Sustainability is difficult to define, but essential to understand and try to implement. My first memory of the concept (but not the term) was the photo of Earth taken from the Apollo spacecraft. That image etched the idea of "limits" into my consciousness, and limits or ­system boundaries are key aspects of sustainability.

One of the best-known definitions is from the United Nation’s Brundtland Commission: Sustainability is meeting the needs of today without compromising the ability of future generations to meet their needs. This has to do with balancing economics, environment, and people. It is not a new concept. Romans recognized it in their recommendations to use legumes to restore worn-out soils. Unsustainable grazing in Mesopotamia led to soil erosion that clogged the lowland irrigation systems, and our Dust Bowl was a homegrown demonstration of lack of sustainability. Sustainability in ­agriculture involves more than the farm—it touches the larger ecosystem, the communities in which farm families and workers reside, and the need for access to health-promoting foods for the larger population.

Since sustainability includes a time dimension, it is generally easier to understand what is not sustainable than what is. With hindsight being 20/20, the sustainability of actions taken decades ago (e.g., lead arsenate pesticides) is easy to evaluate. It is harder to say whether new pesticides used today will ultimately be sustainable. Already, scab-resistant apple varieties are succumbing to apple scab in some European countries, and pest resistance to codling moth granulosis virus is also appearing.

I think a big challenge is trying to anticipate the system effects of the actions we take. Labor is clearly a sustainability issue for the tree fruit industry. Moving to more mechanization can help reduce labor needs and hopefully production costs. It will require changing the orchard design, which may alter light, temperature, wind speed, and other factors. Do we understand the biological implications of this? How will it change pest dynamics? Already we have experienced increased fruit sunburn in moving to high-density dwarfing orchards, and we use ­evaporative cooling to control it. With summer water supplies likely more constrained by expected ­climate change, this practice may no longer be an option.

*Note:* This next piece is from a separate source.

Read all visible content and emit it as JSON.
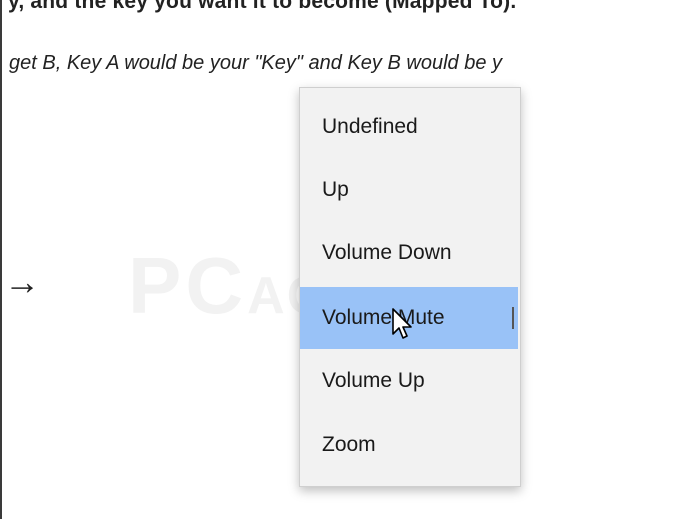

Our tree fruit industry is making many changes that enhance sustainability. Pest management is a good example—areawide management, "soft" pesticides, new monitoring tools, decision support systems, "rose gardens" to support beneficial insects—the list goes on. With new fruit varieties and products, increased emphasis on fresh fruits and vegetables, a growing population, increasing incomes in other countries, and a positive impression of products from Washington (say compared to China), our tree fruit products should enjoy strong demand that is a prerequisite for economic sustainability.

Since energy drives everything we do, the industry needs to start looking at alternatives to fossil fuels, which will become increasingly expensive and hard to get. How can we conserve energy in the orchard and possibly produce energy there? Fewer tractor trips, use of biodiesel, legumes for nitrogen, and better transport logistics are steps that can be taken right now. Future ideas include electric tractors (a gas tractor was recently converted to electric in Chelan); using orchard biomass like cull apples to produce fuel; combining new printable solar collectors with undertree reflective fabrics, helping with tree performance while also generating electricity; and dedicating parts of the farm to energy production. Transport energy to take fruit to market is another looming problem. The recent expansion of RailEx service from Wallula to New York is probably a sign of things to come, as rail uses about one-fifth the energy of highway trucks.

One last area to consider is climate change. Fruit breeding will need to enhance the adaptability of trees to more extreme temperatures and possible late-season water shortages in some areas. Dr. Greg Jones of Southern Oregon University and others predict a steady shift of wine grape varieties to the north (and in Washington perhaps from east to west) as the climate warms. The environment might become suitable for crops not currently grown; fruit crops grown elsewhere, like plums and prunes in California, might migrate to Washington if their former home no longer has an amenable climate.

We can expect the world to be quite different in 20 years than it is today, but are we adequately planning for it? Growers, companies, and the industry can start now by developing a range of possible scenarios, considering major drivers like energy, climate, labor, demographics, and global economics. Look for actions that, regardless of the scenario, would have a positive sustainability outcome. This is the "no regrets" idea. Energy conservation is a good example that, regardless of the future, is a ­"sustainable" step. Some actions will be new technologies, others changed behavior.

While sustainability is hard to pronounce and difficult to define, I believe that it is a valuable organizing concept for the problems we face in the twenty-first century. It requires more peripheral vision and more humility. Author Wendell Berry alluded to this by saying, "We don’t know what we are doing

[in agriculture] because we don’t know what we are undoing." We need to acknowledge the limits of our understanding as well as the limits of the planet to support us and other species.